Challenges With Continuous Pulse Oximetry Monitoring and Wireless Clinician Notification Systems After Surgery: Reactive Analysis of a Randomized Controlled Trial Academic Article uri icon

  •  
  • Overview
  •  
  • Research
  •  
  • Identity
  •  
  • Additional Document Info
  •  
  • View All
  •  

abstract

  • Background Research has shown that introducing electronic Health (eHealth) patient monitoring interventions can improve healthcare efficiency and clinical outcomes. The VIGILANCE (VItal siGns monItoring with continuous puLse oximetry And wireless cliNiCian notification aftEr surgery) study was a randomized controlled trial (n=2049) designed to assess the impact of continuous vital sign monitoring with alerts sent to nursing staff when respiratory resuscitations with naloxone, code blues, and intensive care unit transfers occurred in a cohort of postsurgical patients in a ward setting.

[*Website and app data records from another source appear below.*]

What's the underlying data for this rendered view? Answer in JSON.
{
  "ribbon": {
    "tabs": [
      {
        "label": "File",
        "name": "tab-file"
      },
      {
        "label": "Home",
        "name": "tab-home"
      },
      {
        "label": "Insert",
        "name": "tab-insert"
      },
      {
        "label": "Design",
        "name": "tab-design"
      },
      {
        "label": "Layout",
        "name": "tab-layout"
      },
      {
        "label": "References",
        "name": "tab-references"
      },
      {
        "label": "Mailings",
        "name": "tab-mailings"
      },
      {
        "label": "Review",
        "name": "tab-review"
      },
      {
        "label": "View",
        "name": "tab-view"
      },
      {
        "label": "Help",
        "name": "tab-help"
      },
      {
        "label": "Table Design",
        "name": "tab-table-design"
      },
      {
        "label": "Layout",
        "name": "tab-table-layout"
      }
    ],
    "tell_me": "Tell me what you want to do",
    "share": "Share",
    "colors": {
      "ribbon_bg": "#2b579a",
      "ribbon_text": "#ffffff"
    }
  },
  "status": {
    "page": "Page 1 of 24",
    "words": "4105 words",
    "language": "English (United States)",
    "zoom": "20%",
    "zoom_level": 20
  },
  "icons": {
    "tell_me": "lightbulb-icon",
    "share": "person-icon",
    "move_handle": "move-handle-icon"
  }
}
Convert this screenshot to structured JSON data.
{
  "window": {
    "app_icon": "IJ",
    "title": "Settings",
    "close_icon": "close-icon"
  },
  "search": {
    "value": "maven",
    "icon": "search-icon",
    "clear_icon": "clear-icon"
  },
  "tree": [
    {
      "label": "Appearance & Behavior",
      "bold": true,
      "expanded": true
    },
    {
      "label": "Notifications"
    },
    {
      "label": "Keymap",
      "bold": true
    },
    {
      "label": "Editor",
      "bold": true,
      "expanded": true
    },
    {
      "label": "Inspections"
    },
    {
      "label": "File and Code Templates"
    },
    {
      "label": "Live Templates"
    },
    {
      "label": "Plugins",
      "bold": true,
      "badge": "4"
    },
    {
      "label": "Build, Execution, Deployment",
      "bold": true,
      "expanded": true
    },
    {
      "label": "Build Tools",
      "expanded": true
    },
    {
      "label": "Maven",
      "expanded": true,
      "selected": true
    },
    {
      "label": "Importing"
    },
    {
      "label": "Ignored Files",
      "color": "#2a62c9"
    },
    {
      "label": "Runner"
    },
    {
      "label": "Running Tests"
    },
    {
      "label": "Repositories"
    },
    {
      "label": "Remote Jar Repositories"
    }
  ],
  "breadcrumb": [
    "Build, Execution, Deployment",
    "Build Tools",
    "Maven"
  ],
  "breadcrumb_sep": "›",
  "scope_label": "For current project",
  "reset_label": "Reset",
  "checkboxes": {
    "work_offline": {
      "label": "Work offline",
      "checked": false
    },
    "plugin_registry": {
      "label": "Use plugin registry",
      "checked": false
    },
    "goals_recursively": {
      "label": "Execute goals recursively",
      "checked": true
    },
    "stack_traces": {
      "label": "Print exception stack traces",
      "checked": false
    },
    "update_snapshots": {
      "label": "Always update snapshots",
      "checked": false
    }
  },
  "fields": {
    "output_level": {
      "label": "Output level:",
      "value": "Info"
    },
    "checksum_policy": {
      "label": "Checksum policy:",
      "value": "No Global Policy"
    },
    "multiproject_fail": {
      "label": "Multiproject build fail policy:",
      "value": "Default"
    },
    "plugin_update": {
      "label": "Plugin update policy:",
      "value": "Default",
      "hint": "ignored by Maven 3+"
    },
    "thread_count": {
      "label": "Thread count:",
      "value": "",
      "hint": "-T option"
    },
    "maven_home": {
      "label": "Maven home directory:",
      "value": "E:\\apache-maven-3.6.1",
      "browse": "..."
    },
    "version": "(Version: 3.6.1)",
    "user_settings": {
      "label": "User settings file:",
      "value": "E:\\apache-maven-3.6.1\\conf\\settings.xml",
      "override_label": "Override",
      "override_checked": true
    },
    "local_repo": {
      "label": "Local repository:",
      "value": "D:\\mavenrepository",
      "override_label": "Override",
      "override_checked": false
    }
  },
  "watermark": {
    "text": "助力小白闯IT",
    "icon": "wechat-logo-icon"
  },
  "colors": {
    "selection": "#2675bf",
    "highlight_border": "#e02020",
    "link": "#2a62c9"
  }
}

This report identifies and evaluates key issues and challenges associated with introducing wireless monitoring systems into complex hospital infrastructure during the VIGILANCE eHealth intervention implementation. Potential solutions and suggestions for future implementation research are presented. Objective The goals of this study were to: (1) identify issues related to the deployment of the eHealth intervention system of the VIGILANCE study; and (2) evaluate the influence of these issues on intervention adoption. Methods During the VIGILANCE study, issues affecting the implementation of the eHealth intervention were documented on case report forms, alarm event forms, and a nursing user feedback questionnaire. These data were collated by the research and nursing personnel and submitted to the research coordinator. In this evaluation report, the clinical adoption framework was used as a guide to organize the identified issues and evaluate their impact. Results Using the clinical adoption framework, we identified issues within the framework dimensions of people, organization, and implementation at the meso level, as well as standards and funding issues at the macro level. Key issues included: nursing workflow changes with blank alarm forms (24/1030, 2.33%) and missing alarm forms (236/1030, 22.91%), patient withdrawal (110/1030, 10.68%), wireless network connectivity, false alarms (318/1030, 30.87%), monitor malfunction (36/1030, 3.49%), probe issues (16/1030, 1.55%), and wireless network standards. At the micro level, these issues affected the quality of the service in terms of support provided, the quality of the information yielded by the monitors, and the functionality, reliability, and performance of the monitoring system. As a result, these issues impacted access through the decreased ability of nurses to make complete use of the monitors, impacted care quality of the trial intervention through decreased effectiveness, and impacted productivity through interference in the coordination of care, thus decreasing clinical adoption of the monitoring system. Conclusions Patient monitoring with eHealth technology in surgical wards has the potential to improve patient outcomes. However, proper planning that includes engagement of front-line nurses, installation of appropriate wireless network infrastructure, and use of comfortable cableless devices is required to maximize the potential of eHealth monitoring. Trial Registration ClinicalTrials.gov NCT02907255; https://clinicaltrials.gov/ct2/show/NCT02907255

publication date

  • October 28, 2019